RGB: 245, 105, 131

CMYK: 0, 57, 47, 4

Padparadscha Sapphire

#fa3457

RGB: 250, 52, 87

CMYK: 0, 79, 65, 2

Orange Sapphire

#fc4012

RGB: 252, 64, 18

CMYK: 0, 75, 93, 1

Yellow Sapphire

#f8d136

RGB: 248, 209, 54

CMYK: 0, 16, 78, 3

Yellow Sapphire

#d59e10

RGB: 213, 158, 16

CMYK: 0, 26, 92, 16

Natural Sapphire

#9e8451

RGB: 158, 132, 81

CMYK: 0, 16, 49, 38

Natural Sapphire

#ffcda0

RGB: 255, 205, 160

CMYK: 0, 20, 37, 0

White Sapphire

#dbdde9

RGB: 219, 221, 233

CMYK: 6, 5, 0, 9


The rarest sapphire is the Padparadscha, a unique and stunning mix of pink and orange. This scarce stone is primarily found in Sri Lanka, Madagascar, and Tanzania. Most Sapphires are found in Southeast Asia, but are also mined in Africa, Australia, and parts of the US.

anonymous sportswoman checking smart watch and sitting on mat

Sapphires are more than just gorgeous stones. They are also used in both industrial and commercial applications. They are used to create watch crystals for several Swiss time pieces and Apple watches. As well, they are sometimes cut as the faces for expensive watches to guard the mechanisms from damage. Some protective glass windows are also made with sapphires as are semiconductor components and transmission and ionization tubes. Lastly, their hardness makes them strong abrasives for use in polishing.

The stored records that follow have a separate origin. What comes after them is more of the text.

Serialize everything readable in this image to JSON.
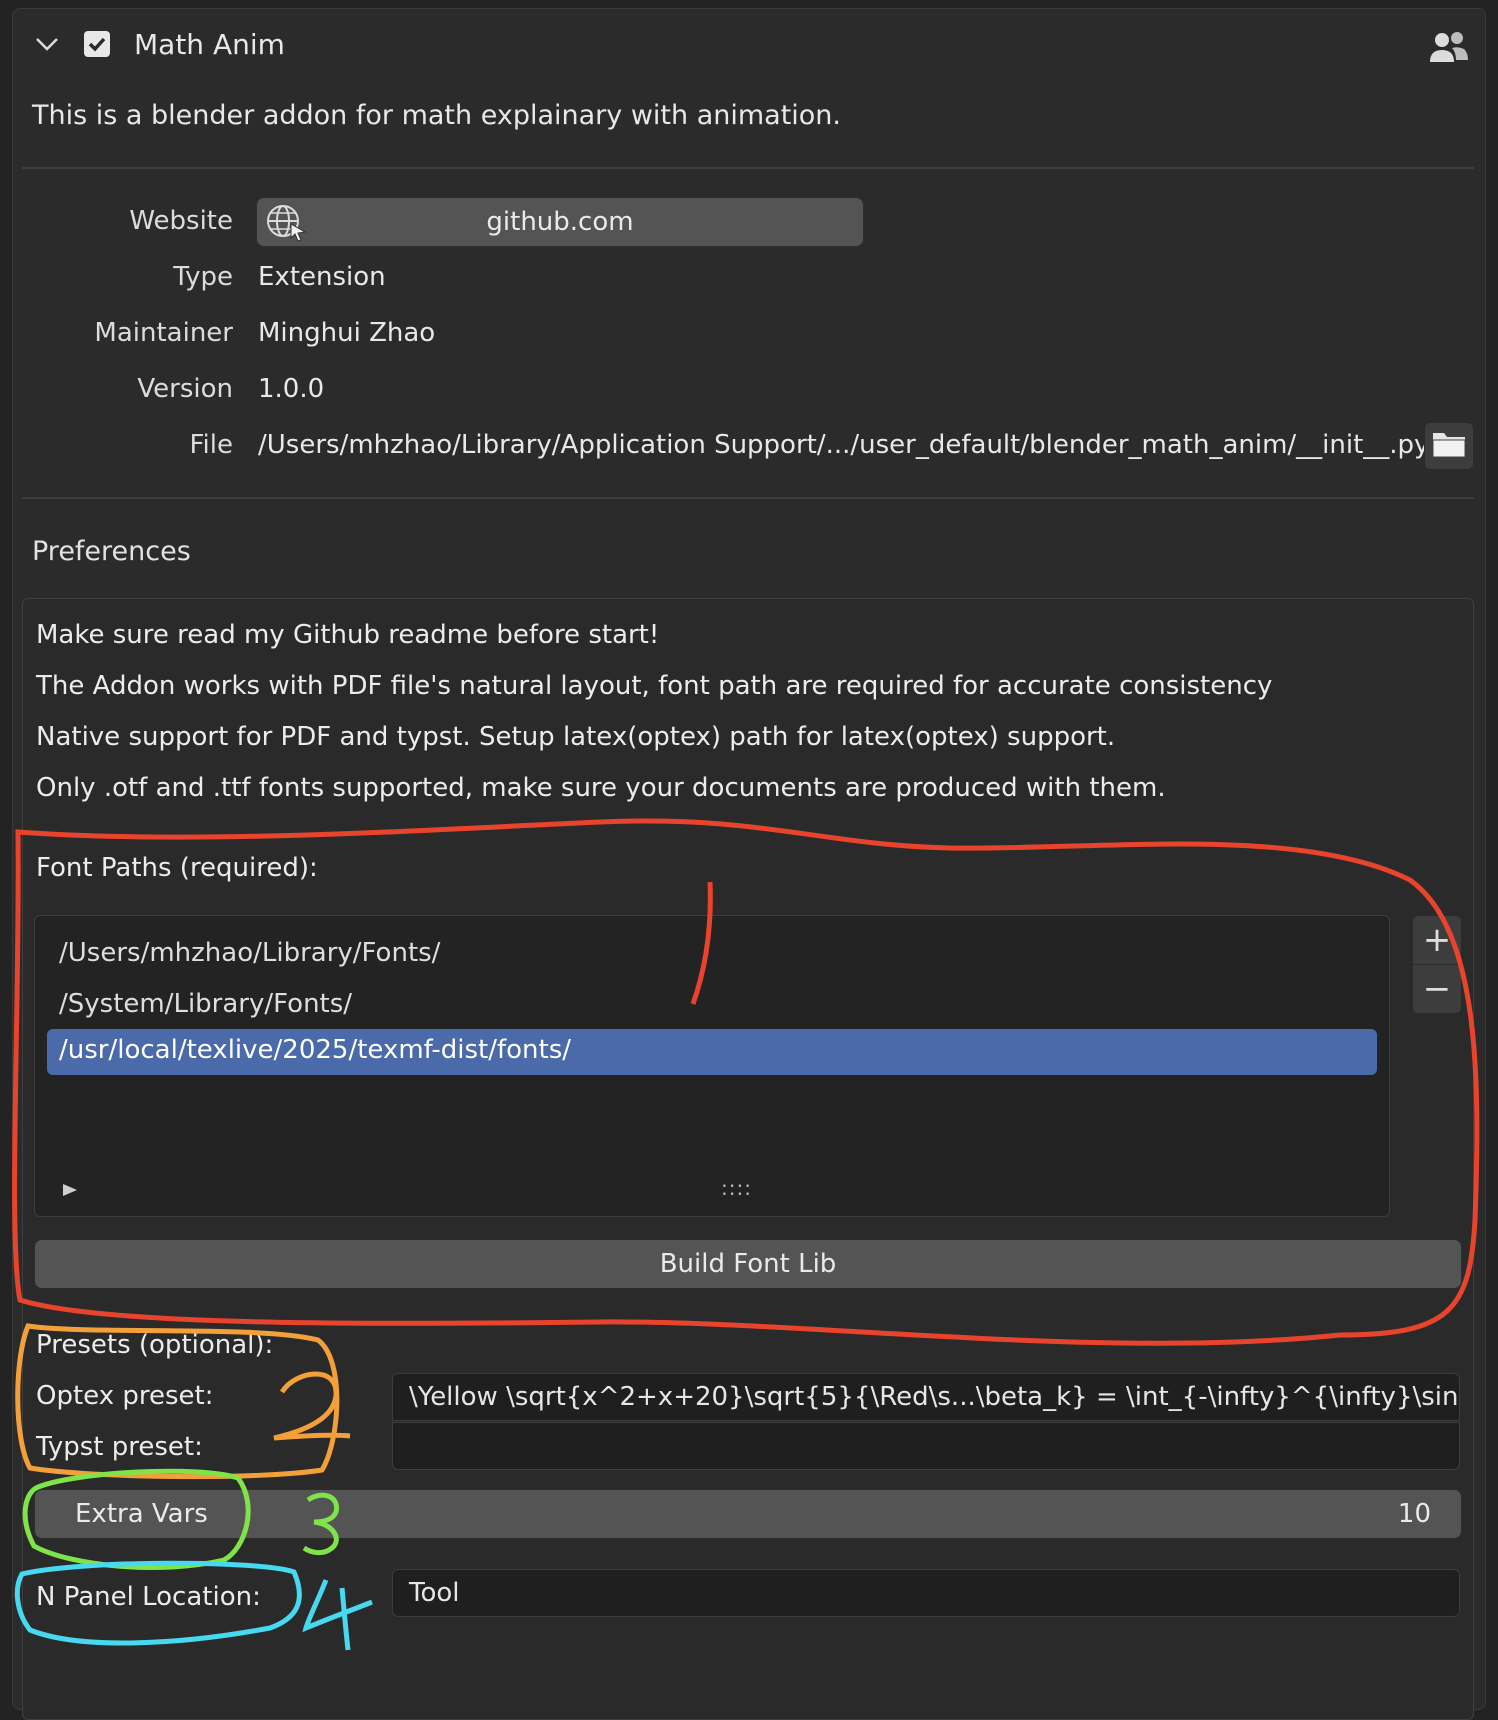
{
  "header": {
    "title": "Math Anim",
    "description": "This is a blender addon for math explainary with animation."
  },
  "info": {
    "website_label": "Website",
    "website_value": "github.com",
    "type_label": "Type",
    "type_value": "Extension",
    "maintainer_label": "Maintainer",
    "maintainer_value": "Minghui Zhao",
    "version_label": "Version",
    "version_value": "1.0.0",
    "file_label": "File",
    "file_value": "/Users/mhzhao/Library/Application Support/.../user_default/blender_math_anim/__init__.py"
  },
  "preferences": {
    "title": "Preferences",
    "notes": [
      "Make sure read my Github readme before start!",
      "The Addon works with PDF file's natural layout, font path are required for accurate consistency",
      "Native support for PDF and typst. Setup latex(optex) path for latex(optex) support.",
      "Only .otf and .ttf fonts supported, make sure your documents are produced with them."
    ],
    "font_paths_label": "Font Paths (required):",
    "font_paths": [
      "/Users/mhzhao/Library/Fonts/",
      "/System/Library/Fonts/",
      "/usr/local/texlive/2025/texmf-dist/fonts/"
    ],
    "list_grip": "::::",
    "add_symbol": "+",
    "remove_symbol": "−",
    "build_button": "Build Font Lib",
    "presets_label": "Presets (optional):",
    "optex_label": "Optex preset:",
    "optex_value": "\\Yellow \\sqrt{x^2+x+20}\\sqrt{5}{\\Red\\s...\\beta_k} = \\int_{-\\infty}^{\\infty}\\sin(x)dx",
    "typst_label": "Typst preset:",
    "typst_value": "",
    "extra_vars_label": "Extra Vars",
    "extra_vars_value": "10",
    "npanel_label": "N Panel Location:",
    "npanel_value": "Tool"
  },
  "annotations": {
    "colors": [
      "#e8432d",
      "#f4a03a",
      "#7fe34a",
      "#47d9f0"
    ]
  }
}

One could say they have a lot of brawn to go with their beauty.

Have any Estate Jewelry?

Click here to visit our estate buying event.